Tanker Market Firming Up
According to Ms. Georgousi, Research Analyst, “U.S. crude exports are set to climb to 140.4 million barrels in March, versus 108.2 million barrels in February, amid a surge in domestic crude inventories, which currently hover close to 480,063 million barrels, almost 30,000 million barrels above the 5-year average and by 66.2 million barrels up from December 2022. More specifically, the surge occurred despite an increase in refinery rates after a strong maintenance season, while it was primarily driven by an increase in Gulf Coast crude inventories, which climbed to their highest since April 2021. China and Europe have been reportedly the biggest importers of U.S crude in March. As Europe and Asia look for supplies, U.S. crude oil exports, which have been bolstered by a change in trade flows following Russia’s invasion of Ukraine, will continue to rise this year providing support to the tanker market”.
“Europe’s demand for U.S. crude is forecast to remain elevated in the coming weeks, as we head toward the peak summer season for crude buying.
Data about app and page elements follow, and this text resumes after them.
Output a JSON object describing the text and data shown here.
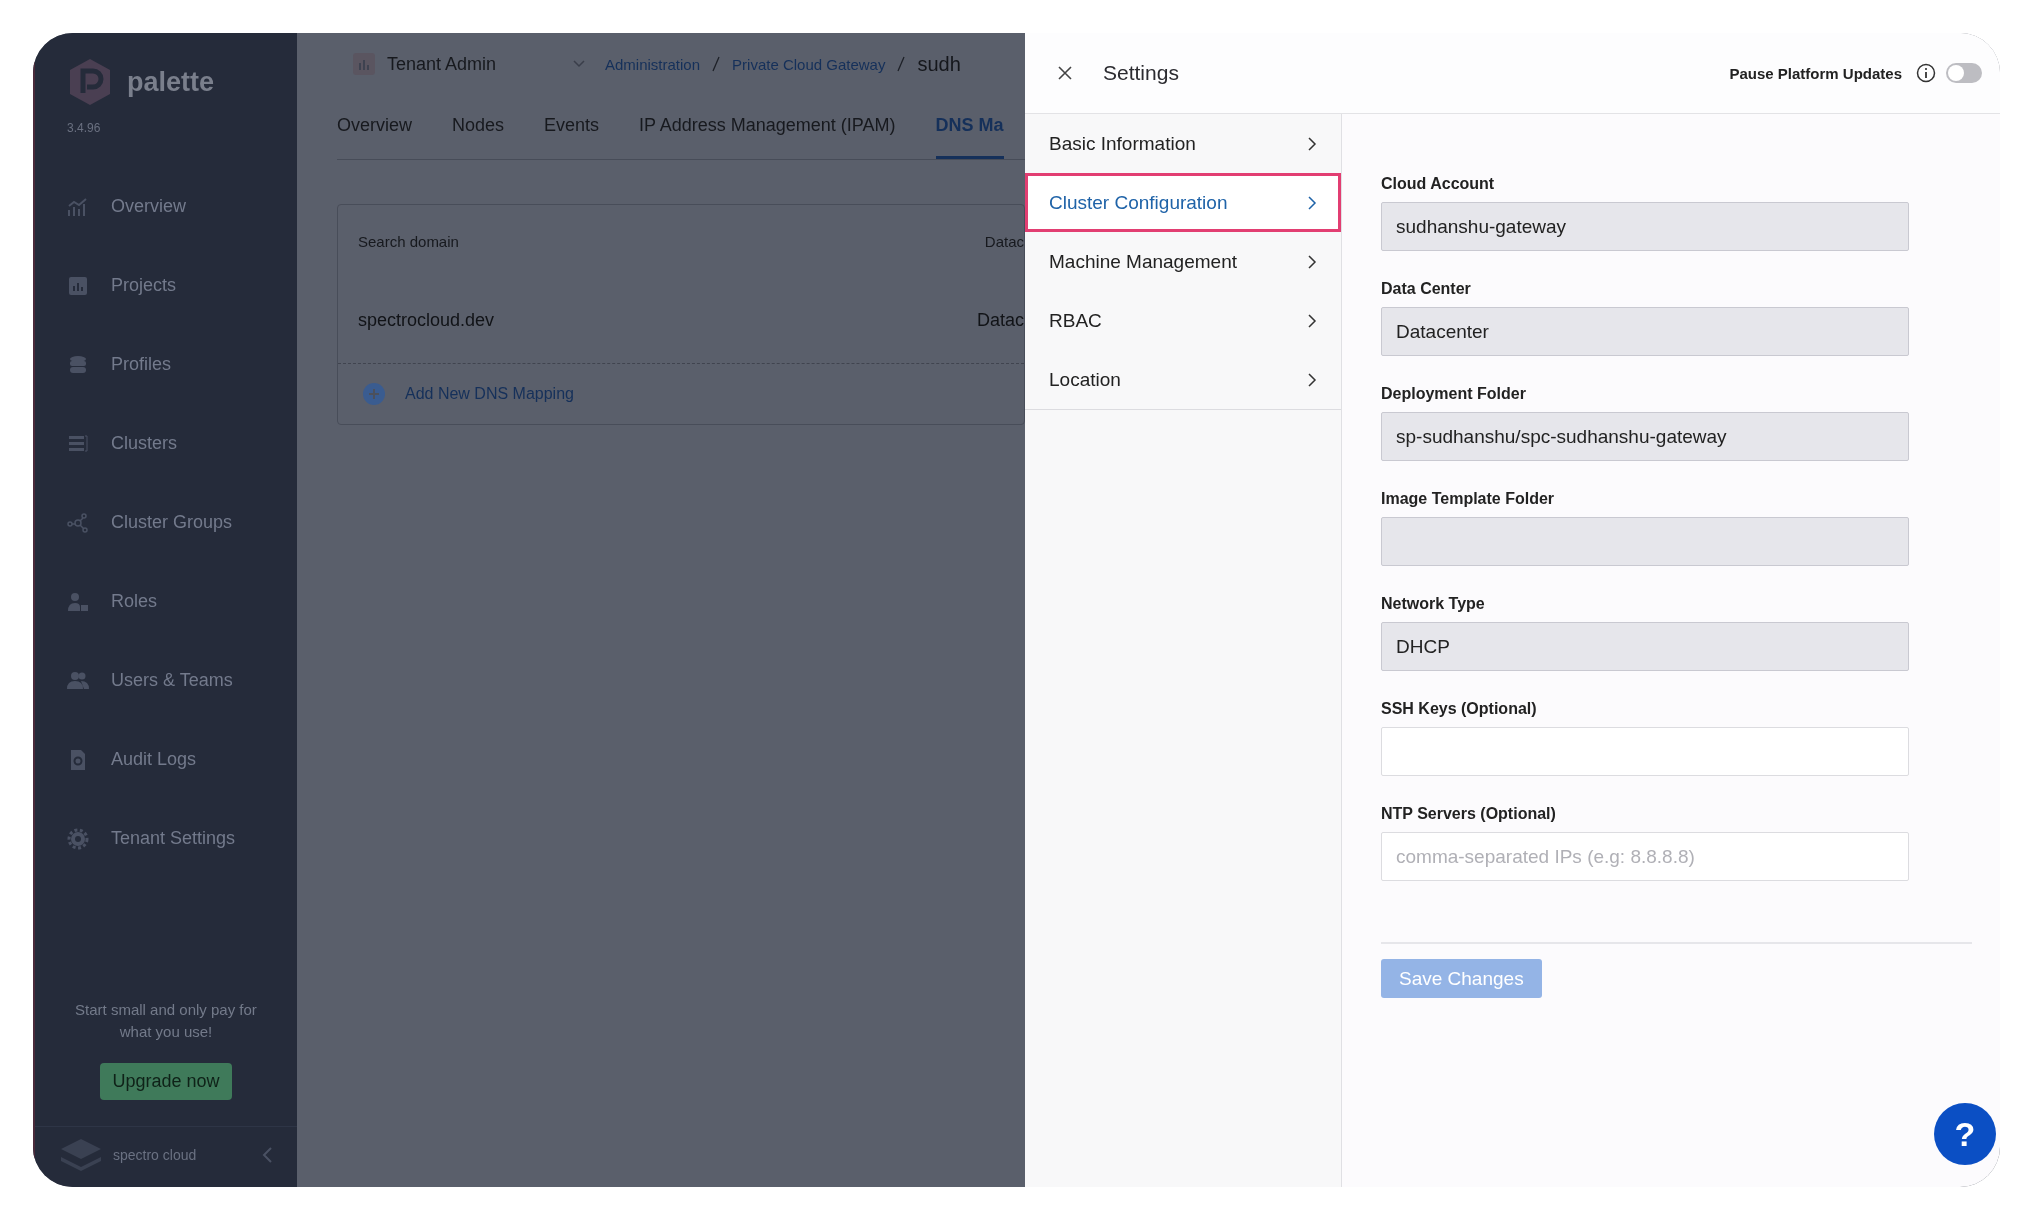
{
  "sidebar": {
    "logo": "palette",
    "version": "3.4.96",
    "items": [
      {
        "label": "Overview"
      },
      {
        "label": "Projects"
      },
      {
        "label": "Profiles"
      },
      {
        "label": "Clusters"
      },
      {
        "label": "Cluster Groups"
      },
      {
        "label": "Roles"
      },
      {
        "label": "Users & Teams"
      },
      {
        "label": "Audit Logs"
      },
      {
        "label": "Tenant Settings"
      }
    ],
    "promo": "Start small and only pay for what you use!",
    "upgrade_button": "Upgrade now",
    "footer_brand": "spectro cloud"
  },
  "header": {
    "scope": "Tenant Admin",
    "breadcrumbs": [
      "Administration",
      "Private Cloud Gateway",
      "sudh"
    ]
  },
  "tabs": [
    {
      "label": "Overview",
      "selected": false
    },
    {
      "label": "Nodes",
      "selected": false
    },
    {
      "label": "Events",
      "selected": false
    },
    {
      "label": "IP Address Management (IPAM)",
      "selected": false
    },
    {
      "label": "DNS Ma",
      "selected": true
    }
  ],
  "dns_table": {
    "columns": [
      "Search domain",
      "Datac"
    ],
    "rows": [
      [
        "spectrocloud.dev",
        "Datac"
      ]
    ],
    "add_action": "Add New DNS Mapping"
  },
  "settings": {
    "title": "Settings",
    "pause_updates": {
      "label": "Pause Platform Updates",
      "on": false
    },
    "nav": [
      {
        "label": "Basic Information",
        "selected": false
      },
      {
        "label": "Cluster Configuration",
        "selected": true
      },
      {
        "label": "Machine Management",
        "selected": false
      },
      {
        "label": "RBAC",
        "selected": false
      },
      {
        "label": "Location",
        "selected": false
      }
    ],
    "fields": [
      {
        "label": "Cloud Account",
        "value": "sudhanshu-gateway",
        "disabled": true
      },
      {
        "label": "Data Center",
        "value": "Datacenter",
        "disabled": true
      },
      {
        "label": "Deployment Folder",
        "value": "sp-sudhanshu/spc-sudhanshu-gateway",
        "disabled": true
      },
      {
        "label": "Image Template Folder",
        "disabled": true
      },
      {
        "label": "Network Type",
        "value": "DHCP",
        "disabled": true
      },
      {
        "label": "SSH Keys (Optional)",
        "disabled": false
      },
      {
        "label": "NTP Servers (Optional)",
        "placeholder": "comma-separated IPs (e.g: 8.8.8.8)",
        "disabled": false
      }
    ],
    "save_button": {
      "label": "Save Changes",
      "disabled": true
    },
    "help_button": "?"
  }
}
Moving forward, we should expect to see a boost in the USG to Europe (TD25) Aframax freight rates, which eased earlier this month due to the increased vessel supply in the U.S. Gulf. In addition, following January’s record of 385,133 barrels per day (bpd) of US crude exports to Europe shipped on VLCCs, we should expect to see some support in VLCC freights, as medium and heavy sour grades from the U.S. to Europe are increasingly being booked on larger sizes, a trend established back in 2022”, Ms. Georgousi said.
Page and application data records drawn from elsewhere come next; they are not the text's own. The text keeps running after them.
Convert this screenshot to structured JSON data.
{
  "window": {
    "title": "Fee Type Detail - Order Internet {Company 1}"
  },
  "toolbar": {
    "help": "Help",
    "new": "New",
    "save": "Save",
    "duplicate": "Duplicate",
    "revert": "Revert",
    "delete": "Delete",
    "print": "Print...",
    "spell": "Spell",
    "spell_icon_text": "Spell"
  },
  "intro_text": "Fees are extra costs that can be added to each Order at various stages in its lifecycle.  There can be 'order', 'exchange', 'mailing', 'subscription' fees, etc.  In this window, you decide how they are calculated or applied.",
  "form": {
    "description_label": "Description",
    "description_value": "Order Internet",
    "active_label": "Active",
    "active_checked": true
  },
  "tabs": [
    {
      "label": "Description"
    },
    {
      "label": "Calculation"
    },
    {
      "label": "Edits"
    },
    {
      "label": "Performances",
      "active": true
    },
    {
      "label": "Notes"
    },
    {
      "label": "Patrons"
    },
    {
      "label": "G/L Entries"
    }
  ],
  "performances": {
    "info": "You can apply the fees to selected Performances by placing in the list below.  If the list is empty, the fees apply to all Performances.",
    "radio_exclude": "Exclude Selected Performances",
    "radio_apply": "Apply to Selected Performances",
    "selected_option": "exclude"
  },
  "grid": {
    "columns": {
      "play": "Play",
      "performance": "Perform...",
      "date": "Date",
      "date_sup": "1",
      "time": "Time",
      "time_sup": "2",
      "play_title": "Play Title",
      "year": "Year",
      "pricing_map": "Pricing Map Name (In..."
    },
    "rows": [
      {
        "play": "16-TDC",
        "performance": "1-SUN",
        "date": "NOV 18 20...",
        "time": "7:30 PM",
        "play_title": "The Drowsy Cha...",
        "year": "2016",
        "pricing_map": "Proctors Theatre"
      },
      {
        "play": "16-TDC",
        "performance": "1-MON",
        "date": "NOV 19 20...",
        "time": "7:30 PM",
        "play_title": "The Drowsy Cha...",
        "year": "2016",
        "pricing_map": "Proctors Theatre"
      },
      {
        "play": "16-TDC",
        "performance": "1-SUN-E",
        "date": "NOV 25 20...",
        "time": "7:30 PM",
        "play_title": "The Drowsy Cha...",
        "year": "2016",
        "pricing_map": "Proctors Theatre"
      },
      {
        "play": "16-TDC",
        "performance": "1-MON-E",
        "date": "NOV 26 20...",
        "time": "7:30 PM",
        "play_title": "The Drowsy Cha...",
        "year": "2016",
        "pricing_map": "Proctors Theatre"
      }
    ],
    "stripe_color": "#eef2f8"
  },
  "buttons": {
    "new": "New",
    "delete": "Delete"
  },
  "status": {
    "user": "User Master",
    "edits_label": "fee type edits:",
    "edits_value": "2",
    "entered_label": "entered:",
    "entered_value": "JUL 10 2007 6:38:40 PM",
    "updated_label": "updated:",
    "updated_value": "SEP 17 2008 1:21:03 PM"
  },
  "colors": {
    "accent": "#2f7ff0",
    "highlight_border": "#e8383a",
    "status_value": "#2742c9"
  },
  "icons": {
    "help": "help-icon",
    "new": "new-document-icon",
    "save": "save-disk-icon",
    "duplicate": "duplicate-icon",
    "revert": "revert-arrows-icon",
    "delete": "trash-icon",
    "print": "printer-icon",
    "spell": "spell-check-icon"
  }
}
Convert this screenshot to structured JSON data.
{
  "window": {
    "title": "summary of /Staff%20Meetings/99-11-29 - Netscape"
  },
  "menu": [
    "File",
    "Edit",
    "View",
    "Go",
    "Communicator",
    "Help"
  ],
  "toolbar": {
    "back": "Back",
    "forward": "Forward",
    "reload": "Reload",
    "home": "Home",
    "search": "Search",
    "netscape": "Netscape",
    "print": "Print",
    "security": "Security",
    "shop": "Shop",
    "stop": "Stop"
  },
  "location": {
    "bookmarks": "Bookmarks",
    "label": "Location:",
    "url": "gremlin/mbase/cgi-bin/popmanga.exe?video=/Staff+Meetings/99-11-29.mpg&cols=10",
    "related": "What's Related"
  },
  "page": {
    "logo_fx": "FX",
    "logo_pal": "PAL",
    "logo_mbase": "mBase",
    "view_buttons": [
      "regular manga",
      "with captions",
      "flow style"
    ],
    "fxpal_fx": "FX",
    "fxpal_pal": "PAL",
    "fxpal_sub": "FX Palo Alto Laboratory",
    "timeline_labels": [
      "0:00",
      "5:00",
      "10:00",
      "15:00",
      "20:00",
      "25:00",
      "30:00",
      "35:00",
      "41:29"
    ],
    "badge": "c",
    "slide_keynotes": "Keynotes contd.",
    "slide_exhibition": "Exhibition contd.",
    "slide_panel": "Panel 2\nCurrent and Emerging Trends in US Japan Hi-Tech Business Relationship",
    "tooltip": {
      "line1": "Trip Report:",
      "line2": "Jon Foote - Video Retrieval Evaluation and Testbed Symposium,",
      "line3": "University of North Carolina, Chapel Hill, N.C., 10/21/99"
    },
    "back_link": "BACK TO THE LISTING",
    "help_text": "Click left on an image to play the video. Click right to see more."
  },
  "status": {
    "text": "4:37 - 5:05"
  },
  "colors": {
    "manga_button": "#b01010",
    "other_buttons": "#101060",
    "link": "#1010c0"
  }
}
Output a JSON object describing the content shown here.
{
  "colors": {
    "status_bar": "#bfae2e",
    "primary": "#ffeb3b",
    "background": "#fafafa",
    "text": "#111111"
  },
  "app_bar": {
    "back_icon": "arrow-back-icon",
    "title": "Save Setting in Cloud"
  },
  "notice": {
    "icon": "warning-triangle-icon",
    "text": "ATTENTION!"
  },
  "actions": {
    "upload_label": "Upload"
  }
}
“In the meantime, market sentiment firmed following the release of OPEC+’s report last week, which raised the forecast of Chinese oil demand to 710,000 barrels per day (bpd), amid expectations of surging jet fuel and diesel consumption. China’s crude imports remain robust and above the 40 million MT mark for eight consecutive months since August 2022. In March, China’s crude oil imports are assessed at 47.27 million MT, a 4.4% m-o-m increase. Imports from the U.S. are set to hit a 2.5-year high, pivoted by a recovery in demand and competitive prices compared to Middle Eastern supplies. Crude imports from the U.S. are forecast to remain elevated in 2Q and 3Q, amid a widening WTI/Dubai, which last week widened to 10$ per barrel, the widest since August 2022. In the coming weeks, we could see continued Chinese purchases of crude because of rising domestic demand and amid a drop in domestic inventories following increased refining demand. VLCC fundamentals are unquestionably the most positive, driving rates up, as they were the first to stabilize as a result of recovering Chinese demand. Robust U.S. exports to China have been particularly beneficial for VLCC vessels. VLCC freight rates hover well above their 2022 average, while ton-miles remain elevated, underpinned by strong demand in the USG to China (TD22) route”, Intermodal’s analyst concluded.
Nikos Roussanoglou, Hellenic Shipping News Worldwide